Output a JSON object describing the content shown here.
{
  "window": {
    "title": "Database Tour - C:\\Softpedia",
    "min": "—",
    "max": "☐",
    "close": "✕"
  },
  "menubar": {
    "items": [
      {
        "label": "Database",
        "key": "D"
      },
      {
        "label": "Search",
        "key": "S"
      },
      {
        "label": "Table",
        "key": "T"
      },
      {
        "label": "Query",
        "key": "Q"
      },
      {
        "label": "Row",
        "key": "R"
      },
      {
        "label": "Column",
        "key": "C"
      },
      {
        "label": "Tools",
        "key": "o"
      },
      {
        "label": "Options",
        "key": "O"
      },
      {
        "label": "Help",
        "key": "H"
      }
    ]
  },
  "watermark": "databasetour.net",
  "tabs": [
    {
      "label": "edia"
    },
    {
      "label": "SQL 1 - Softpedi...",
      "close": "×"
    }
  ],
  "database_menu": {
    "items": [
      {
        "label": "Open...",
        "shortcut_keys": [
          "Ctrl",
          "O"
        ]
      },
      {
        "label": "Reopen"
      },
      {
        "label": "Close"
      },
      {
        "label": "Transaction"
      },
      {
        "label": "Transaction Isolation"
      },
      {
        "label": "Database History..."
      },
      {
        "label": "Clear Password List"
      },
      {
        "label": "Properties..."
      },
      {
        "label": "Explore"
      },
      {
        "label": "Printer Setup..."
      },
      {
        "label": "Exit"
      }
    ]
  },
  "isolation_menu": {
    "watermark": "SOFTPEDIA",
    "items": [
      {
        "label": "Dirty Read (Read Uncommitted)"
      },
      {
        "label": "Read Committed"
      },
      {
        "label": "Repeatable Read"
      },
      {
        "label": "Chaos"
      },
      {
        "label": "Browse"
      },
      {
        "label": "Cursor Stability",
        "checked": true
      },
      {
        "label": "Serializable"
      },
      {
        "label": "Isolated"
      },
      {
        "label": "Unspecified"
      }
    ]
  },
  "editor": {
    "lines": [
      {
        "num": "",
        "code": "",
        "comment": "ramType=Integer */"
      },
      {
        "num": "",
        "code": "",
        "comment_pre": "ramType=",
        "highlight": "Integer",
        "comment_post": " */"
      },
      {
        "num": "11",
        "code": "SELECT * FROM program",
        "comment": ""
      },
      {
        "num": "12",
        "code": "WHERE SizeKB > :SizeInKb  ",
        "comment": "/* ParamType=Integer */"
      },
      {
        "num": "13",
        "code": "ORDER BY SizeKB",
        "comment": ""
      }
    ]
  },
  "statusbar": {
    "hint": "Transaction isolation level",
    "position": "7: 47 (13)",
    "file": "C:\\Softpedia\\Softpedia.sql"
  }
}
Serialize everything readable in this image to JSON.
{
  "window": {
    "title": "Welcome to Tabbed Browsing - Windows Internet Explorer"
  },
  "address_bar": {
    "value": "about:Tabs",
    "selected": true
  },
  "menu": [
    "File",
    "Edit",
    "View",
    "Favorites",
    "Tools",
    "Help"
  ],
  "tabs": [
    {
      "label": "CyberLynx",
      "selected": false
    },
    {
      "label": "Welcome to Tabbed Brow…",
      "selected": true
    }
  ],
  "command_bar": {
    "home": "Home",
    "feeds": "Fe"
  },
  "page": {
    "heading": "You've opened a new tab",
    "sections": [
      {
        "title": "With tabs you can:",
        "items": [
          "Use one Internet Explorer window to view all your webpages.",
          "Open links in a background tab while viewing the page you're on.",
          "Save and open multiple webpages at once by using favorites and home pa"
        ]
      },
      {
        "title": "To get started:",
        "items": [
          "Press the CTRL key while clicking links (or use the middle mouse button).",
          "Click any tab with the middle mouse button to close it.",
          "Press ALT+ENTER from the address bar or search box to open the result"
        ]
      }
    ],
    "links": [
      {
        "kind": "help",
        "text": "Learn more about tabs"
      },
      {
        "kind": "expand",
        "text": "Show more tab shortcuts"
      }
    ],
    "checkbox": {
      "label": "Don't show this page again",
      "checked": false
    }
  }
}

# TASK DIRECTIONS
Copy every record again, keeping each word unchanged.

# RESULT OF THIS EXERCISE
Output a JSON object describing the content shown here.
{
  "window": {
    "title": "Database Tour - C:\\Softpedia",
    "min": "—",
    "max": "☐",
    "close": "✕"
  },
  "menubar": {
    "items": [
      {
        "label": "Database",
        "key": "D"
      },
      {
        "label": "Search",
        "key": "S"
      },
      {
        "label": "Table",
        "key": "T"
      },
      {
        "label": "Query",
        "key": "Q"
      },
      {
        "label": "Row",
        "key": "R"
      },
      {
        "label": "Column",
        "key": "C"
      },
      {
        "label": "Tools",
        "key": "o"
      },
      {
        "label": "Options",
        "key": "O"
      },
      {
        "label": "Help",
        "key": "H"
      }
    ]
  },
  "watermark": "databasetour.net",
  "tabs": [
    {
      "label": "edia"
    },
    {
      "label": "SQL 1 - Softpedi...",
      "close": "×"
    }
  ],
  "database_menu": {
    "items": [
      {
        "label": "Open...",
        "shortcut_keys": [
          "Ctrl",
          "O"
        ]
      },
      {
        "label": "Reopen"
      },
      {
        "label": "Close"
      },
      {
        "label": "Transaction"
      },
      {
        "label": "Transaction Isolation"
      },
      {
        "label": "Database History..."
      },
      {
        "label": "Clear Password List"
      },
      {
        "label": "Properties..."
      },
      {
        "label": "Explore"
      },
      {
        "label": "Printer Setup..."
      },
      {
        "label": "Exit"
      }
    ]
  },
  "isolation_menu": {
    "watermark": "SOFTPEDIA",
    "items": [
      {
        "label": "Dirty Read (Read Uncommitted)"
      },
      {
        "label": "Read Committed"
      },
      {
        "label": "Repeatable Read"
      },
      {
        "label": "Chaos"
      },
      {
        "label": "Browse"
      },
      {
        "label": "Cursor Stability",
        "checked": true
      },
      {
        "label": "Serializable"
      },
      {
        "label": "Isolated"
      },
      {
        "label": "Unspecified"
      }
    ]
  },
  "editor": {
    "lines": [
      {
        "num": "",
        "code": "",
        "comment": "ramType=Integer */"
      },
      {
        "num": "",
        "code": "",
        "comment_pre": "ramType=",
        "highlight": "Integer",
        "comment_post": " */"
      },
      {
        "num": "11",
        "code": "SELECT * FROM program",
        "comment": ""
      },
      {
        "num": "12",
        "code": "WHERE SizeKB > :SizeInKb  ",
        "comment": "/* ParamType=Integer */"
      },
      {
        "num": "13",
        "code": "ORDER BY SizeKB",
        "comment": ""
      }
    ]
  },
  "statusbar": {
    "hint": "Transaction isolation level",
    "position": "7: 47 (13)",
    "file": "C:\\Softpedia\\Softpedia.sql"
  }
}
Serialize everything readable in this image to JSON.
{
  "window": {
    "title": "Welcome to Tabbed Browsing - Windows Internet Explorer"
  },
  "address_bar": {
    "value": "about:Tabs",
    "selected": true
  },
  "menu": [
    "File",
    "Edit",
    "View",
    "Favorites",
    "Tools",
    "Help"
  ],
  "tabs": [
    {
      "label": "CyberLynx",
      "selected": false
    },
    {
      "label": "Welcome to Tabbed Brow…",
      "selected": true
    }
  ],
  "command_bar": {
    "home": "Home",
    "feeds": "Fe"
  },
  "page": {
    "heading": "You've opened a new tab",
    "sections": [
      {
        "title": "With tabs you can:",
        "items": [
          "Use one Internet Explorer window to view all your webpages.",
          "Open links in a background tab while viewing the page you're on.",
          "Save and open multiple webpages at once by using favorites and home pa"
        ]
      },
      {
        "title": "To get started:",
        "items": [
          "Press the CTRL key while clicking links (or use the middle mouse button).",
          "Click any tab with the middle mouse button to close it.",
          "Press ALT+ENTER from the address bar or search box to open the result"
        ]
      }
    ],
    "links": [
      {
        "kind": "help",
        "text": "Learn more about tabs"
      },
      {
        "kind": "expand",
        "text": "Show more tab shortcuts"
      }
    ],
    "checkbox": {
      "label": "Don't show this page again",
      "checked": false
    }
  }
}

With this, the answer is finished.